* What the task asks *
Will you give every entry again exactly as it stands?

* Data for this exercise *
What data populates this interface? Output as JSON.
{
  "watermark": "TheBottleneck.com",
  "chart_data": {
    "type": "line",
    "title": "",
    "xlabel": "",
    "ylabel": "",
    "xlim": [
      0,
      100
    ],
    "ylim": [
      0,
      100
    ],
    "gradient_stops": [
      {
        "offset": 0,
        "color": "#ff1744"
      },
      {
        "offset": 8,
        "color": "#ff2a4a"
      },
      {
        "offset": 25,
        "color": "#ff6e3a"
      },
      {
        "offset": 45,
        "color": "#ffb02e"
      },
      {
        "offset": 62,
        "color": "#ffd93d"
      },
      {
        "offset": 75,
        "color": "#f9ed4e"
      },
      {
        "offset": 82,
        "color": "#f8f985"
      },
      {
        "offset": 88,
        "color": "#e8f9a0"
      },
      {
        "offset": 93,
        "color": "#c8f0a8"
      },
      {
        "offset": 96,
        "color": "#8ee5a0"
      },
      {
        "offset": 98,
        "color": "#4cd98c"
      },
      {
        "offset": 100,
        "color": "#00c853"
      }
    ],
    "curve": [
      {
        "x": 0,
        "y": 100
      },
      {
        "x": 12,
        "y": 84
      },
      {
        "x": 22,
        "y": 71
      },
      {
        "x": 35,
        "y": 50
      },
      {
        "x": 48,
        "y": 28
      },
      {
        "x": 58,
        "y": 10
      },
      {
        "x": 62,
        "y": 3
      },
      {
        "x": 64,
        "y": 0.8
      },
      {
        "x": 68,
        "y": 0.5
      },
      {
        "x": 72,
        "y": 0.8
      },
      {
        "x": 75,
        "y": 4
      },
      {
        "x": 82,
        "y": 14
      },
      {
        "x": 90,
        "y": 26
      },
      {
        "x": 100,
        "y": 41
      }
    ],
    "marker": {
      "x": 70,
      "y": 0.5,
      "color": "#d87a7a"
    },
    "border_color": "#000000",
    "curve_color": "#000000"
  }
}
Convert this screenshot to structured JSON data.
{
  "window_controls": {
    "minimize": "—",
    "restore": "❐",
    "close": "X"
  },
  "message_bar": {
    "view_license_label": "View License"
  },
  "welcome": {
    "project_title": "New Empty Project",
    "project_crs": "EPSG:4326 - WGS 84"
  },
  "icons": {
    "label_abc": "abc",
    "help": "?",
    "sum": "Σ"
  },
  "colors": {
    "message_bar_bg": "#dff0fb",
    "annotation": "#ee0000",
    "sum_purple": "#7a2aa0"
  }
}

* Worked solution *
What data populates this interface? Output as JSON.
{
  "watermark": "TheBottleneck.com",
  "chart_data": {
    "type": "line",
    "title": "",
    "xlabel": "",
    "ylabel": "",
    "xlim": [
      0,
      100
    ],
    "ylim": [
      0,
      100
    ],
    "gradient_stops": [
      {
        "offset": 0,
        "color": "#ff1744"
      },
      {
        "offset": 8,
        "color": "#ff2a4a"
      },
      {
        "offset": 25,
        "color": "#ff6e3a"
      },
      {
        "offset": 45,
        "color": "#ffb02e"
      },
      {
        "offset": 62,
        "color": "#ffd93d"
      },
      {
        "offset": 75,
        "color": "#f9ed4e"
      },
      {
        "offset": 82,
        "color": "#f8f985"
      },
      {
        "offset": 88,
        "color": "#e8f9a0"
      },
      {
        "offset": 93,
        "color": "#c8f0a8"
      },
      {
        "offset": 96,
        "color": "#8ee5a0"
      },
      {
        "offset": 98,
        "color": "#4cd98c"
      },
      {
        "offset": 100,
        "color": "#00c853"
      }
    ],
    "curve": [
      {
        "x": 0,
        "y": 100
      },
      {
        "x": 12,
        "y": 84
      },
      {
        "x": 22,
        "y": 71
      },
      {
        "x": 35,
        "y": 50
      },
      {
        "x": 48,
        "y": 28
      },
      {
        "x": 58,
        "y": 10
      },
      {
        "x": 62,
        "y": 3
      },
      {
        "x": 64,
        "y": 0.8
      },
      {
        "x": 68,
        "y": 0.5
      },
      {
        "x": 72,
        "y": 0.8
      },
      {
        "x": 75,
        "y": 4
      },
      {
        "x": 82,
        "y": 14
      },
      {
        "x": 90,
        "y": 26
      },
      {
        "x": 100,
        "y": 41
      }
    ],
    "marker": {
      "x": 70,
      "y": 0.5,
      "color": "#d87a7a"
    },
    "border_color": "#000000",
    "curve_color": "#000000"
  }
}
Convert this screenshot to structured JSON data.
{
  "window_controls": {
    "minimize": "—",
    "restore": "❐",
    "close": "X"
  },
  "message_bar": {
    "view_license_label": "View License"
  },
  "welcome": {
    "project_title": "New Empty Project",
    "project_crs": "EPSG:4326 - WGS 84"
  },
  "icons": {
    "label_abc": "abc",
    "help": "?",
    "sum": "Σ"
  },
  "colors": {
    "message_bar_bg": "#dff0fb",
    "annotation": "#ee0000",
    "sum_purple": "#7a2aa0"
  }
}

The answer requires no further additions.